Task statement ▸
Whenever a line in the entries below contains the string "Парнас", copy that line.

★ ★ ★ ★ ★ ★ ★

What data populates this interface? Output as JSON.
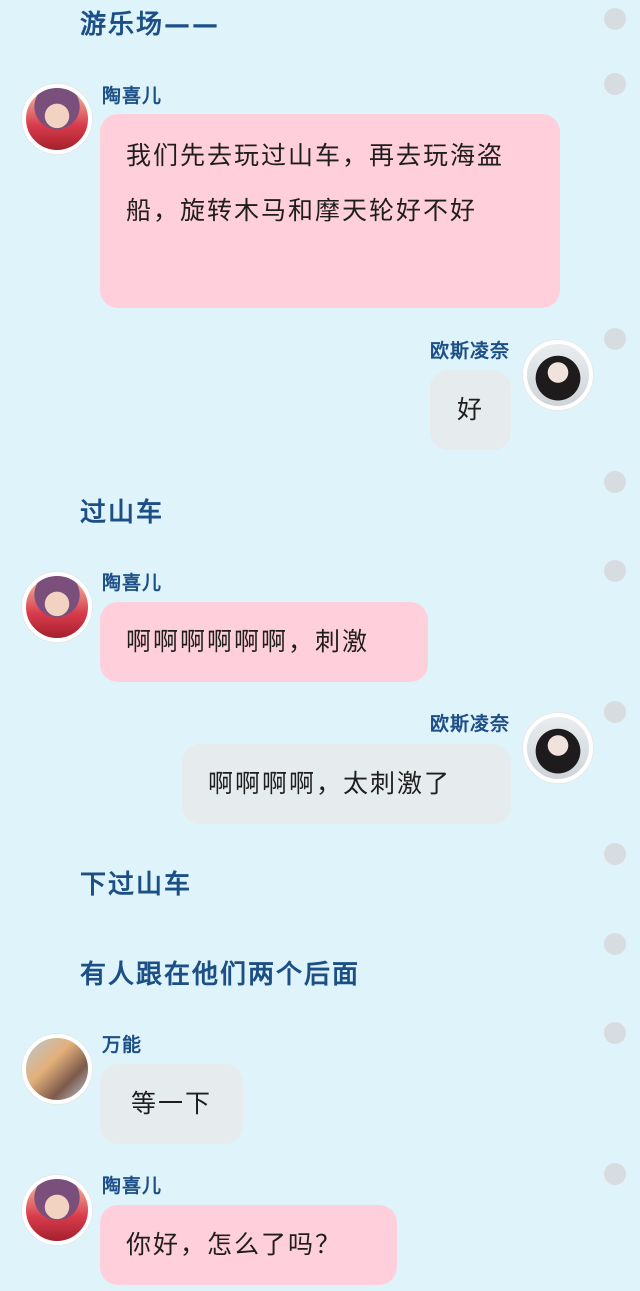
{
  "narrations": {
    "amusement_park": "游乐场——",
    "roller_coaster": "过山车",
    "get_off": "下过山车",
    "followed": "有人跟在他们两个后面"
  },
  "speakers": {
    "tao": "陶喜儿",
    "ousi": "欧斯凌奈",
    "wanneng": "万能"
  },
  "messages": {
    "m1": "我们先去玩过山车，再去玩海盗船，旋转木马和摩天轮好不好",
    "m2": "好",
    "m3": "啊啊啊啊啊啊，刺激",
    "m4": "啊啊啊啊，太刺激了",
    "m5": "等一下",
    "m6": "你好，怎么了吗？"
  },
  "colors": {
    "background": "#dff3fb",
    "narration_text": "#1c4f86",
    "pink_bubble": "#ffcfdb",
    "gray_bubble": "#e6ebee"
  }
}
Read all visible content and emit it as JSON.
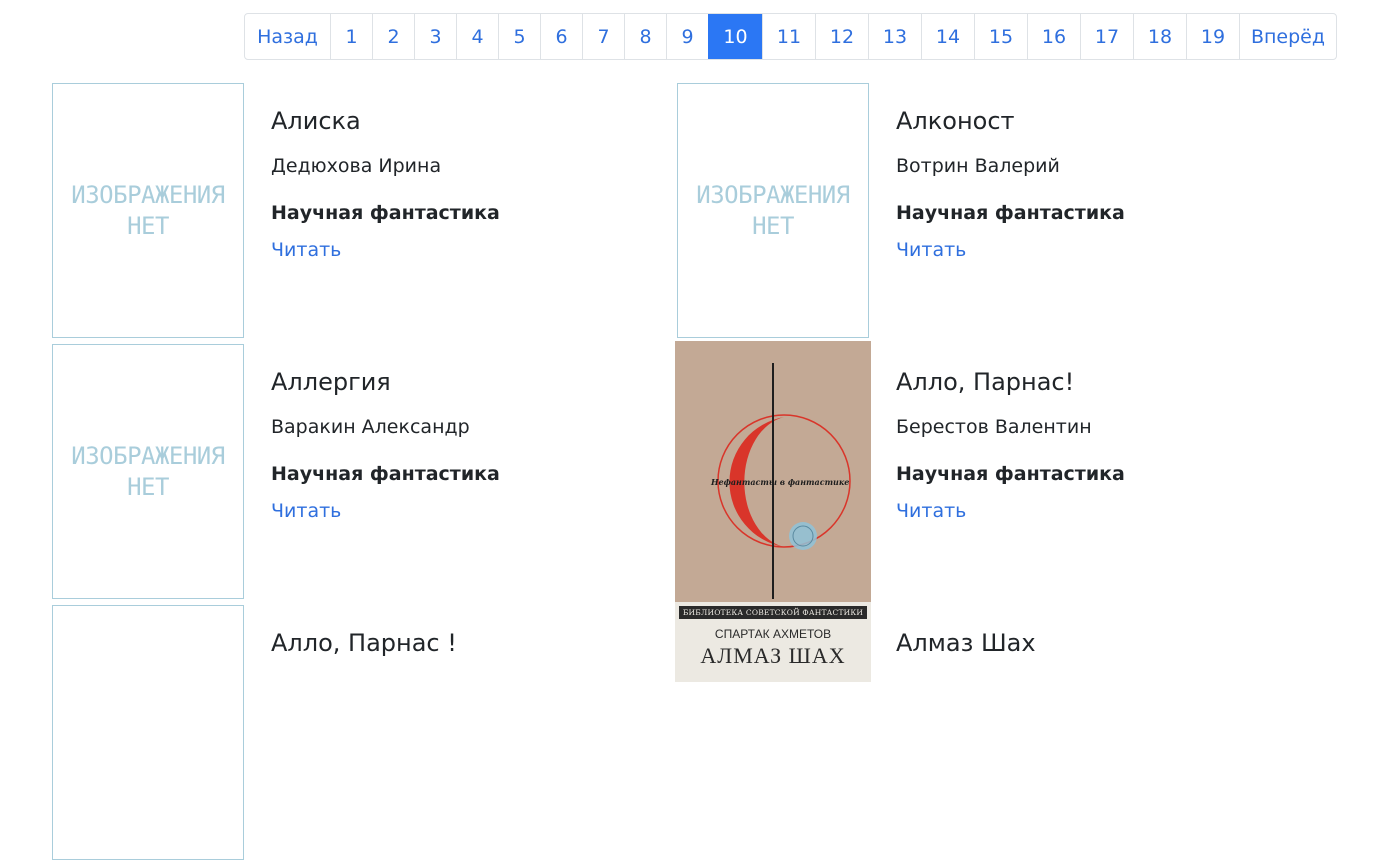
{
  "pagination": {
    "prev_label": "Назад",
    "next_label": "Вперёд",
    "pages": [
      "1",
      "2",
      "3",
      "4",
      "5",
      "6",
      "7",
      "8",
      "9",
      "10",
      "11",
      "12",
      "13",
      "14",
      "15",
      "16",
      "17",
      "18",
      "19"
    ],
    "active": "10"
  },
  "no_image": {
    "line1": "ИЗОБРАЖЕНИЯ",
    "line2": "НЕТ"
  },
  "books": [
    {
      "title": "Алиска",
      "author": "Дедюхова Ирина",
      "genre": "Научная фантастика",
      "read": "Читать"
    },
    {
      "title": "Алконост",
      "author": "Вотрин Валерий",
      "genre": "Научная фантастика",
      "read": "Читать"
    },
    {
      "title": "Аллергия",
      "author": "Варакин Александр",
      "genre": "Научная фантастика",
      "read": "Читать"
    },
    {
      "title": "Алло, Парнас!",
      "author": "Берестов Валентин",
      "genre": "Научная фантастика",
      "read": "Читать",
      "cover_text": "Нефантасты в фантастике"
    },
    {
      "title": "Алло, Парнас !"
    },
    {
      "title": "Алмаз Шах",
      "cover_series": "БИБЛИОТЕКА СОВЕТСКОЙ ФАНТАСТИКИ",
      "cover_author": "СПАРТАК АХМЕТОВ",
      "cover_title": "АЛМАЗ ШАХ"
    }
  ],
  "colors": {
    "accent": "#2b77f4",
    "link": "#2f6fde",
    "placeholder": "#a9cddb"
  }
}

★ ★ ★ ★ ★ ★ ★

Your response ▸
      "title": "Алло, Парнас!",
      "title": "Алло, Парнас !"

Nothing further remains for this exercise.